■ Entries provided

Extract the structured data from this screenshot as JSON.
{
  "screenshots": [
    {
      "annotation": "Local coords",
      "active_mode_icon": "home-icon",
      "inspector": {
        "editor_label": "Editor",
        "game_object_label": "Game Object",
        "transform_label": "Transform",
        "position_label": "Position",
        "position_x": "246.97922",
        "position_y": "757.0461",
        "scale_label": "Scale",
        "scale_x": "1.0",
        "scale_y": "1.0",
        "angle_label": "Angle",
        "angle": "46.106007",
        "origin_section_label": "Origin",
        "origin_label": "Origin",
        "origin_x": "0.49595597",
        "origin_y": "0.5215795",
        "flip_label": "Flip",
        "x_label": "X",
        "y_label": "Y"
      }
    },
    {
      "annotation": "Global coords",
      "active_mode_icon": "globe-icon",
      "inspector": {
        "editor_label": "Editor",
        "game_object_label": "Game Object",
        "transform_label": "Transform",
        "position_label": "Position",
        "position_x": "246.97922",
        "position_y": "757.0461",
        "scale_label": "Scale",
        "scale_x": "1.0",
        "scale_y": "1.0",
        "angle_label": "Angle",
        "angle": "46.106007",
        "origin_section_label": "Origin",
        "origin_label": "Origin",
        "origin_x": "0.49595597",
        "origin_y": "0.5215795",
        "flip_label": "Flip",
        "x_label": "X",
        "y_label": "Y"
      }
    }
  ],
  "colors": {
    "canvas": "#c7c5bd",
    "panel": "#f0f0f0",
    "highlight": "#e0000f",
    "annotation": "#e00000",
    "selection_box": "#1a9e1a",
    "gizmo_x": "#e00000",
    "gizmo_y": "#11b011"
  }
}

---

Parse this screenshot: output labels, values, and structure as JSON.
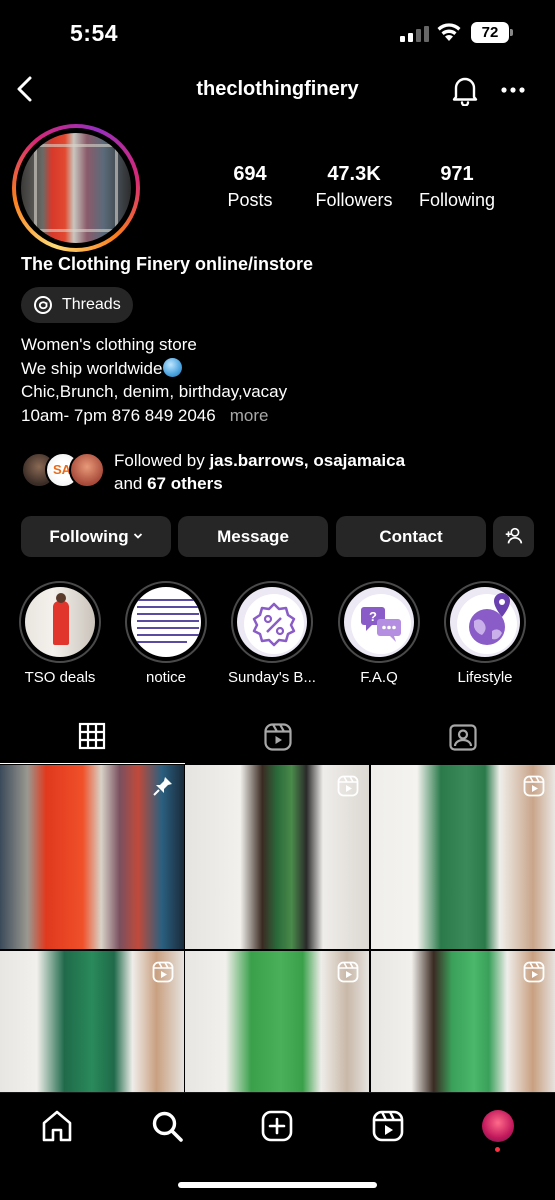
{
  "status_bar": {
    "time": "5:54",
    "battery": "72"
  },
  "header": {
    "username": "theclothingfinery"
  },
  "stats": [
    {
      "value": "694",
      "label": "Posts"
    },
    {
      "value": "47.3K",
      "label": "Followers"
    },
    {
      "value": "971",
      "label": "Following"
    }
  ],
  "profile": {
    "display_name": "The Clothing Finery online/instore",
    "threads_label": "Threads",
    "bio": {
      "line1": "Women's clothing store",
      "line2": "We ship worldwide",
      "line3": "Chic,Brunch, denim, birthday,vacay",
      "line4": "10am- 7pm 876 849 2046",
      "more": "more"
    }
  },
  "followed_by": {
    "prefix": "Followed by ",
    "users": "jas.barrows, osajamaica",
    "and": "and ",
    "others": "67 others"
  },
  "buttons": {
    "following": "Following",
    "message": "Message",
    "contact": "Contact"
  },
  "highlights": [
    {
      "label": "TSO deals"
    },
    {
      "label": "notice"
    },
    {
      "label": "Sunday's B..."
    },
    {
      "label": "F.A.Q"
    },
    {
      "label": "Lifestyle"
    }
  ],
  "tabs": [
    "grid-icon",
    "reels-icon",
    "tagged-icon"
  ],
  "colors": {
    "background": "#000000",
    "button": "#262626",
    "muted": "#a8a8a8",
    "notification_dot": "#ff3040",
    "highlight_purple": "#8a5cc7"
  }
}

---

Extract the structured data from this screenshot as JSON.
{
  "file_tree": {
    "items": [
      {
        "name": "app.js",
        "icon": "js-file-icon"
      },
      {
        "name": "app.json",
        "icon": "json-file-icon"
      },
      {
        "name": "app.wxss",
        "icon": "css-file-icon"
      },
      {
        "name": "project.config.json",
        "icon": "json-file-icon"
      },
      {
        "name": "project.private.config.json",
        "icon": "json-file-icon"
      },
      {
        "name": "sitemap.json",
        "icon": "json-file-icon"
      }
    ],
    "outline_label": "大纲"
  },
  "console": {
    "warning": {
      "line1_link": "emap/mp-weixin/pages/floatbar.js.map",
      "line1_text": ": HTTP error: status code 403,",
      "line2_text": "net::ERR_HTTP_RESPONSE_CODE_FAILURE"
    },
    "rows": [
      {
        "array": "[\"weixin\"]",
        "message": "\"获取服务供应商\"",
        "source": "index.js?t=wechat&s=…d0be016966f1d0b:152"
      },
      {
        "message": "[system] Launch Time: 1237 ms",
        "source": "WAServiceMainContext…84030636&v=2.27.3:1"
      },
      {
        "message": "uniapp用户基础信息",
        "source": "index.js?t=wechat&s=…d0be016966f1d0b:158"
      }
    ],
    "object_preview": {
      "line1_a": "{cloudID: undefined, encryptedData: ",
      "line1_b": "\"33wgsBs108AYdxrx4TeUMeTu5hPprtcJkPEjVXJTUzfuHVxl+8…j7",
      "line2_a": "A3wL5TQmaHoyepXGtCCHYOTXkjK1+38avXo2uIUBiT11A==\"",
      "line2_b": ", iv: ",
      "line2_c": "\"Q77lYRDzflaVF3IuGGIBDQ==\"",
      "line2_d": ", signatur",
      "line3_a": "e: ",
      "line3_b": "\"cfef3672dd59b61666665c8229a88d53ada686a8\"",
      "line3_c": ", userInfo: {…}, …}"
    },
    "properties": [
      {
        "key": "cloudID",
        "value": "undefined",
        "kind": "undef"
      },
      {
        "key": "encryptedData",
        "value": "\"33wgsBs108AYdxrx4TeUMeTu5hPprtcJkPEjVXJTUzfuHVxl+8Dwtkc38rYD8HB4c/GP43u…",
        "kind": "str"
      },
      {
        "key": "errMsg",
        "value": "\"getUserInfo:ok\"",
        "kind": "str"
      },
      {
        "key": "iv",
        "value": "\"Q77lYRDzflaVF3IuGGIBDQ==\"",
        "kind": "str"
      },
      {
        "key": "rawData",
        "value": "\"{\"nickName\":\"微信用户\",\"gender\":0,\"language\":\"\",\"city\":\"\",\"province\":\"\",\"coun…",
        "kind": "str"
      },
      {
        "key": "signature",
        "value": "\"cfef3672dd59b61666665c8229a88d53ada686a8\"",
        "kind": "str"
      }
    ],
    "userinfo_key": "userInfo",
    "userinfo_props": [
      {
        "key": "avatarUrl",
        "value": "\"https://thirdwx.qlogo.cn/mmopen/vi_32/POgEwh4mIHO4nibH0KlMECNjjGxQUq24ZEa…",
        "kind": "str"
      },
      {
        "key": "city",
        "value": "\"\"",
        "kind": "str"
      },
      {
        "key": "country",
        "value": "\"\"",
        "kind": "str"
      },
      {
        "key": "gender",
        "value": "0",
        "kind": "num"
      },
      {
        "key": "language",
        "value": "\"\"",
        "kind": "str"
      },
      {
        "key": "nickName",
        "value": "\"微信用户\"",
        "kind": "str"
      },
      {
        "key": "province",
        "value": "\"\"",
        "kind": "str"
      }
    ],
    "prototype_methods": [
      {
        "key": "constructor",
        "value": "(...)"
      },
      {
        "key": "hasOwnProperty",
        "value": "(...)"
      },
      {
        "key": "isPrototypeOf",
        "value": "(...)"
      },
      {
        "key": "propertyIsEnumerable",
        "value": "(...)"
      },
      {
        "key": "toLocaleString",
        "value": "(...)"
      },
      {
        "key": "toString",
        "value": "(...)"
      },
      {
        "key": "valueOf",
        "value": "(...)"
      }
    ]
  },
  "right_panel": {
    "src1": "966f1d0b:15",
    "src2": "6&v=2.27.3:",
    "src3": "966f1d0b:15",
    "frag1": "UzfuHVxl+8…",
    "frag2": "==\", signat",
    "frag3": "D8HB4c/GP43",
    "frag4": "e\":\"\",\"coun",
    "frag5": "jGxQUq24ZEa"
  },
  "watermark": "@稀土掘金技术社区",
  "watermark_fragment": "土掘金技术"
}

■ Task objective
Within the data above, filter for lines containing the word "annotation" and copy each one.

■ Finished task
      "annotation": "Local coords",
      "annotation": "Global coords",
    "annotation": "#e00000",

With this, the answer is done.